Manufactured for for use with Underfloor heating / Radiant heat
Download UFH PLANK Details / Specs
PlankCo UFH Plank has been specifically designed for use with under floor heating and has been tested for this purpose.
THE MANUFACTURING PROCEDURE
The procedure for making our PlankCo UFH Plank 2.5mm veneered floor is very different from that of a normal engineered floor board and involves the techniques employed within the hardwood veneering industry.
The Oak is boiled in water then dried at 130 degrees C to produce ultra stable 2.5mm veneers of the highest quality.
Next we glue press the 2.5mm veneers to the finest quality birch ply at 100 degrees C.
The boards are then put through our bespoke manufacturing line to be profiled and end matched to exacting standards with a surface to surface tolerance of less than 0.02mm.
The result is a plank that can withstand the variations in temperature and humidity in a wide range of commercial or residential applications due to its in built stability.
This unique procedure that we employ for manufacturing our PlankCo UFH Plank is normally only used for producing veneers for the furniture industry and hence this is the only production method using a real wood surface for engineered flooring that can guarantee a wide flooring board against the following problems that have now been found to be associated with engineered flooring.
Our PlankCo UFH Plank has exceptionally little movement when subjected to the adverse effects of moisture or humidity levels, normally causing expansion of the Oak surface witnessed by the board becoming crowned due to the exceptional proportional strength of the Oak surface acting upon the birch plywood substructure.
Our PlankCo UFH Plank will not be adversely effected by excessive heat which may cause contraction of the oak when bonded to the plywood resulting in Fischer cracking to become present in the surface of the boards.
Our PlankCo UFH Plank will not suffer from delamination of the surface from the substructure due to the the excessive forces of expansion and contraction resulting from seasonal change and climatic effects.
How do we make those veneers and why are they different to normal 4-6mm top layer.
First we select veneer quality logs
We then submerge the logs is tanks of boiling water and boil for a period of 4 days.
We then slice the logs into 2.5mm veneers
The veneers are the dried at 130 degrees
The veneers are then cut to width and bonded to the finest quality Scandinavian Birch Ply in a heated press firstly at 100 degrees for a period of 5 minutes and then at 20 degrees for 5 minutes
This whole procedure closes the cells of the oak and thus limits the hygroscopic effect e.g. its ability to absorb or give off moisture, the result being a board surface that will not move due to excessive climatic changes.
Normal 4-6mm surface layers are dried in a kiln for around 3 weeks at 60 degrees the cells remain open and working and hence will always have movement.
The engineered floor board in its current form was a creation that was developed from the world of veneering.

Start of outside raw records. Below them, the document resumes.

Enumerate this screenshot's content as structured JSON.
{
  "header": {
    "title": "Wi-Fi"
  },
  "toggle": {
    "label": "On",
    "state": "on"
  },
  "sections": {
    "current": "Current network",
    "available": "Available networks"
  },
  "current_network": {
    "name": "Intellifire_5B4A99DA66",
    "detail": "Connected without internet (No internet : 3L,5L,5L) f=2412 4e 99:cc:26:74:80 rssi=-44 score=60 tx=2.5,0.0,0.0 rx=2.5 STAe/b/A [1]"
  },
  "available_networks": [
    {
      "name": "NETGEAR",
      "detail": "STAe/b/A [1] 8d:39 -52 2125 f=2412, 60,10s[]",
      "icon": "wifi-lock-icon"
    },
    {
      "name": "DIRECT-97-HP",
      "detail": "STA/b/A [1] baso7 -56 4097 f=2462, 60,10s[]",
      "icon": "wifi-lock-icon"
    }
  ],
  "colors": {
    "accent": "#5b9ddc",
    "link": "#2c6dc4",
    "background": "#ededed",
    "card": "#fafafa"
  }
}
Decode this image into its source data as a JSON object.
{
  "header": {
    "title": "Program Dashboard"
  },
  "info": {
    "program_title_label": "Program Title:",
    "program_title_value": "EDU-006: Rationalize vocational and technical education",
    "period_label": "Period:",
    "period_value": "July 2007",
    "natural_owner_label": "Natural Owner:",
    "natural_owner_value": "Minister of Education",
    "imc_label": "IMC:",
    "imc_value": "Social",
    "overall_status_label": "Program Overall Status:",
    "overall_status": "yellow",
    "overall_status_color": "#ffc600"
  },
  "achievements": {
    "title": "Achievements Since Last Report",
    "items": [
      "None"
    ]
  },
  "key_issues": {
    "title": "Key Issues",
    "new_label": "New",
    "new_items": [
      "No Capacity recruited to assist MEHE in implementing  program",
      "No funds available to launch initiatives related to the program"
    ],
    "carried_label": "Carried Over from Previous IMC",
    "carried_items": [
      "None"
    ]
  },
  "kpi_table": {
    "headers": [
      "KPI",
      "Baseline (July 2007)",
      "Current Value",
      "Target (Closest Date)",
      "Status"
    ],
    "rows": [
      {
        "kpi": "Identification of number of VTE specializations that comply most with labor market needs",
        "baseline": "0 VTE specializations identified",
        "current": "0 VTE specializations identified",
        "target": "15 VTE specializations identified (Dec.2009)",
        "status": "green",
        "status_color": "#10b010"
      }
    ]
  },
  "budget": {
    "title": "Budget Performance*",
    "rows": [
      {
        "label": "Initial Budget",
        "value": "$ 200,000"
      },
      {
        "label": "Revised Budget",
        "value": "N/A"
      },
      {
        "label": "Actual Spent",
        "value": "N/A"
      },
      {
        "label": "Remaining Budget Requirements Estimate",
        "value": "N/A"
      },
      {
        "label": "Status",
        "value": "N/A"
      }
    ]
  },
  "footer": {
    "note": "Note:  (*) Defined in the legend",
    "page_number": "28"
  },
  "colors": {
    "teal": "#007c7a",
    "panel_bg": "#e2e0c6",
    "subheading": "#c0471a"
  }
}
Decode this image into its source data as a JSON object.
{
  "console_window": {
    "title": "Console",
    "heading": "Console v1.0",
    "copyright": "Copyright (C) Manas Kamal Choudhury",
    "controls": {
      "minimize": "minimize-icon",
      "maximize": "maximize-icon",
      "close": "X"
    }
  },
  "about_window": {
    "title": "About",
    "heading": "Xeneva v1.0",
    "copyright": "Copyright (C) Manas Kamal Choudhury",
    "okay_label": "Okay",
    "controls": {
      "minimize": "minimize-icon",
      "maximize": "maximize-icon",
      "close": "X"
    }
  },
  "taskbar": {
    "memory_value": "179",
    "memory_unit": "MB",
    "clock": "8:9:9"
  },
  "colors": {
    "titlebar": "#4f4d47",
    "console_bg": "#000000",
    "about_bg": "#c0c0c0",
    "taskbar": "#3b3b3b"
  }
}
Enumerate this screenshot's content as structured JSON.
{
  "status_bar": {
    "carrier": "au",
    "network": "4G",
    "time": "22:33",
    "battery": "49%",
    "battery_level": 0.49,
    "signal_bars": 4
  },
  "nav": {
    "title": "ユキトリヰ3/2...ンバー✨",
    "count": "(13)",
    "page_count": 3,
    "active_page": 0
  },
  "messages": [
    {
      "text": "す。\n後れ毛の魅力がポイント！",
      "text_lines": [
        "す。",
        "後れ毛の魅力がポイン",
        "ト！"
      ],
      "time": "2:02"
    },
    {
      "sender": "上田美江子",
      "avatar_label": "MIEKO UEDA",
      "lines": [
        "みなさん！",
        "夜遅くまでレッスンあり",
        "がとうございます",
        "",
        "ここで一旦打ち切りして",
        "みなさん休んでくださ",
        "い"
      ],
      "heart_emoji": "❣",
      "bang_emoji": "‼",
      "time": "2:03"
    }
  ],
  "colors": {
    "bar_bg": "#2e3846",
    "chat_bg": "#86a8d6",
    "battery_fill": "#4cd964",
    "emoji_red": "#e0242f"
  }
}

It is commonly believed within the flooring industry and end users alike that engineered boards in their current most commonly manufactured form are a fool proof solution to the need for a wooden floor in a commercial or residential setting, and that the effects of climatic change will have no drastic effect on the engineered board in comparison to the use of employing a solid board for the same installation.
But this is where they are very mistaken and wrong and it seems that the great majority of architects, interior designers, wholesalers, retailers, and end users have got carried along on this great tidal wave of misinformation for a for quite a number of years.
Until now as the industry as a whole are starting to realise that this idea of controlling the movement of a layer of Oak by bonding it to a plywood base has limitations and in fact have the same limitations as to that of a solid floor and hence must be in effect treated the same way.
But where as the solid floor can expand and contract naturally the engineered board cannot due to it having been bonded to a plywood or cross ply sublayer which causes stress within the surface layer of the engineered board causing fracture within the oak layer.
When contraction takes place over radiant heat the surface layer may dry out excessively causing the layer of oak to shrink within itself and as it is bonded to a plywood of cross ply sub layer this contraction will be witnessed by ripping and cracking visible in the oak surface layer, these are called Fischer cracks.
When the Oak layer expands and contacts over a period of time due to seasonal change it also has a sheering effect on the adhesive that is used to bond the surface and the result is partial delimitation and in extreme circumstances were the boards have been installed over UFH full delimitation has been witnessed.